Anatrader said...

Brett

I cannot help but to comment having been mentored on the Market Profile.

The key is to observe where the market opens relative to the previous day's Value Area. If the market opens above the VA and then proceeds to breach the previous day's high, then the market is unlikely to return to the previous day's VA.

If the market opens above the previous day's VA, and enters the VA, then we can expect the market to return to the previous day's range, after the market breaches the previous day's high.

If the market opens within the previous day's VA, then any breach of the previous day's high will be accompanied by a return to the previous day's range.

In Market Profile terms, an opening above the previous day's VA that is followed by a breach of the previous day's high is likely to result in a one-time frame market up day.

For the other two scenarios, the market is likely to form a rotational day.
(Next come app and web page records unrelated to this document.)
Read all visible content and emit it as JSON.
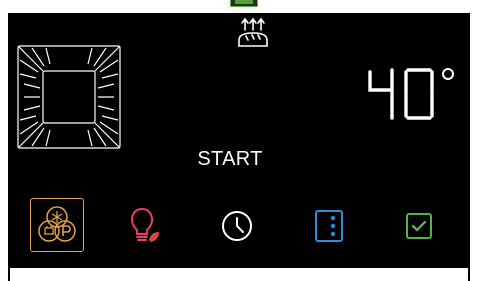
{
  "display": {
    "temperature_value": "40",
    "temperature_unit": "°",
    "start_label": "START"
  },
  "icons": {
    "oven": "oven-cavity-icon",
    "bread": "bread-proving-icon",
    "modes": "cooking-modes-icon",
    "eco": "eco-bulb-icon",
    "clock": "clock-icon",
    "options": "options-menu-icon",
    "confirm": "confirm-check-icon"
  },
  "colors": {
    "panel": "#000000",
    "text": "#ffffff",
    "modes_accent": "#e0a24a",
    "eco_accent": "#e8405a",
    "eco_leaf": "#d94a3a",
    "options_accent": "#2a8fd8",
    "confirm_accent": "#54b445"
  }
}
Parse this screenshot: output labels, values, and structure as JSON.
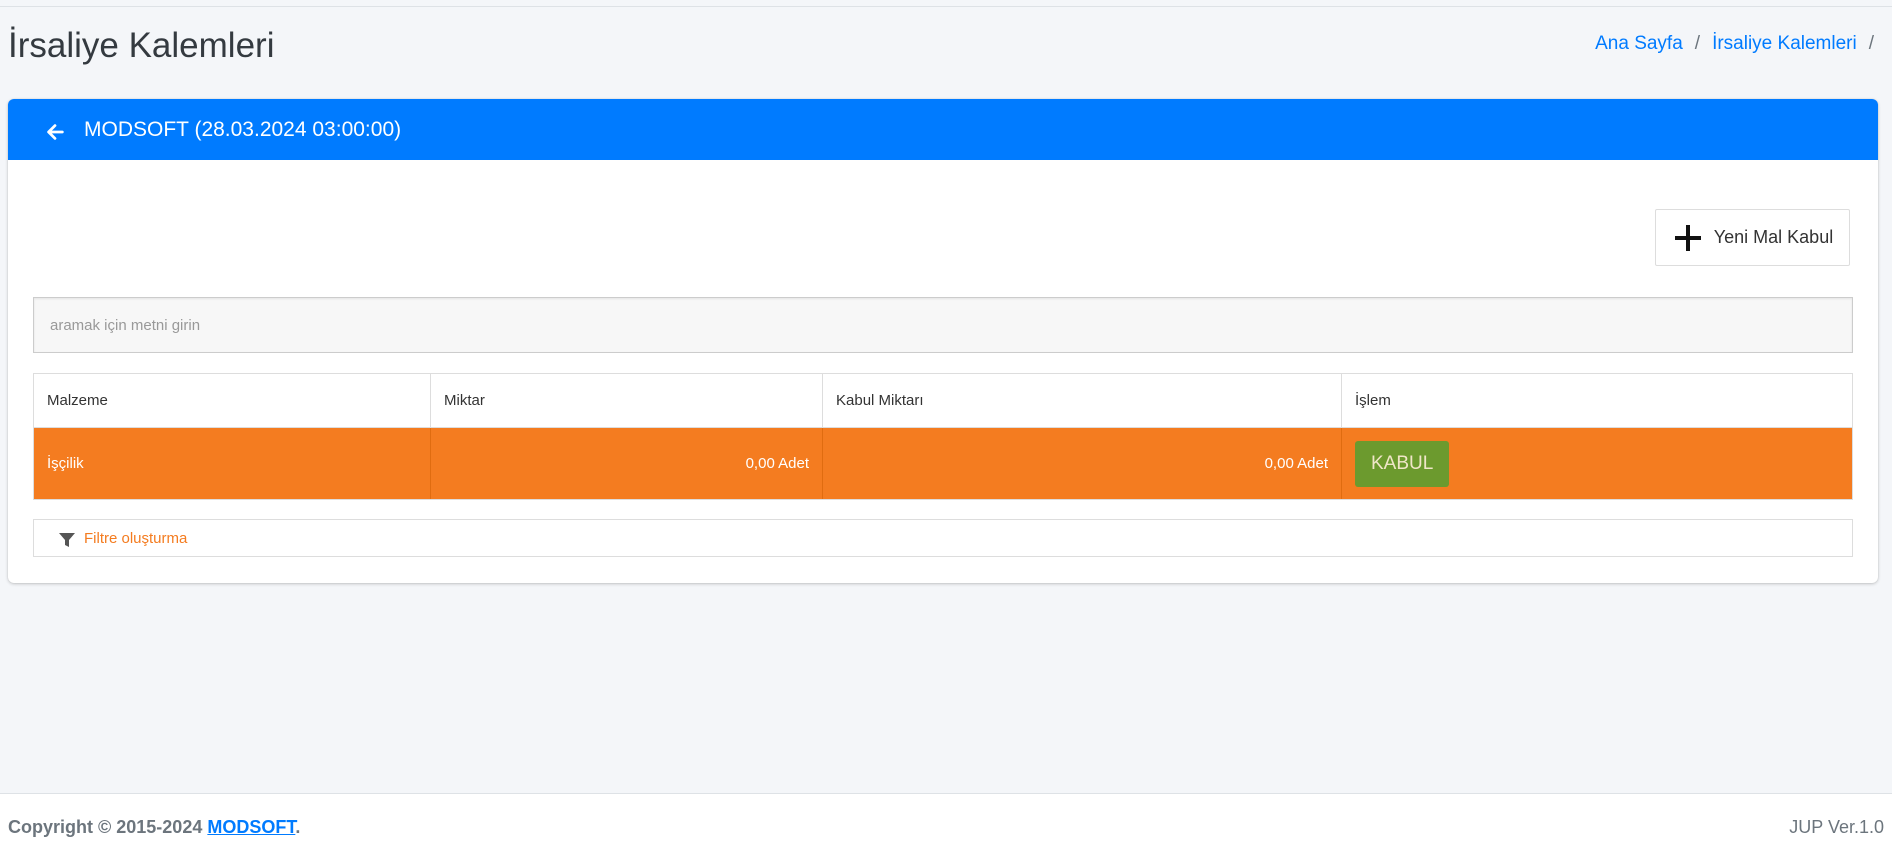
{
  "page": {
    "title": "İrsaliye Kalemleri"
  },
  "breadcrumb": {
    "home": "Ana Sayfa",
    "current": "İrsaliye Kalemleri",
    "separator": "/"
  },
  "card": {
    "title": "MODSOFT (28.03.2024 03:00:00)",
    "back_icon": "arrow-left-icon",
    "header_color": "#007bff"
  },
  "toolbar": {
    "new_button_label": "Yeni Mal Kabul",
    "new_button_icon": "plus-icon"
  },
  "search": {
    "placeholder": "aramak için metni girin",
    "value": ""
  },
  "table": {
    "columns": [
      "Malzeme",
      "Miktar",
      "Kabul Miktarı",
      "İşlem"
    ],
    "rows": [
      {
        "malzeme": "İşçilik",
        "miktar": "0,00 Adet",
        "kabul_miktari": "0,00 Adet",
        "action_label": "KABUL"
      }
    ],
    "row_color": "#f47c20",
    "action_color": "#6c9a2e"
  },
  "filter": {
    "label": "Filtre oluşturma",
    "icon": "filter-icon"
  },
  "footer": {
    "copyright": "Copyright © 2015-2024",
    "brand": "MODSOFT",
    "brand_suffix": ".",
    "version": "JUP Ver.1.0"
  }
}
Martin Aston said...

Hi Brett,
I am a european timezone trade. When compiling your stats on , say, the s & p , do you include the overnight session , or just the day session ?
Also what effect do you think the overnight sessions have on ORB plays. Do they make them less viable?

robin said...

Thanks Brett for all the time and work to deliver your research to us. I have never recieved as much help from as you have given to us traders. Have you ever compiled studies towards the 30 year bond futures? thanks for everything!

Brett Steenbarger, Ph.D. said...

Hi AnaTrader,

Yes, the placement of the prior day's value area (and value on a longer term basis) is an important contextual factor to consider in gauging breakout attempts. Thanks!

Brett

Brett Steenbarger, Ph.D. said...

Hi Martin,

I'm looking at SPY in these posts, so it's day session data only. I have looked at ORB patterns and odds of breakout, but never as a function of overnight action.

Brett

Brett Steenbarger, Ph.D. said...

Hi Robin,

Thanks for the comment! I'm afraid I'm a dyed-in-the-wool equity trader; I haven't studied fixed income. But it seems to me that the same framework for gauging likelihood of moves could apply to bond futures--or any trading instrument with daily OHLC data.

Brett

janakiram said...

I am amazed at your insight into the historical data on the S&P 500 index. I am interested if you can enlight me on the trend reversals which takes place within a day's trading in the S&P 500 index.What I mean is if the S&P500 opens higher and trader higher for most of the session is it likely close higher at the end of the day as compared to the start of the day. Thanks for your attention.
Raj, Vancouver,Canada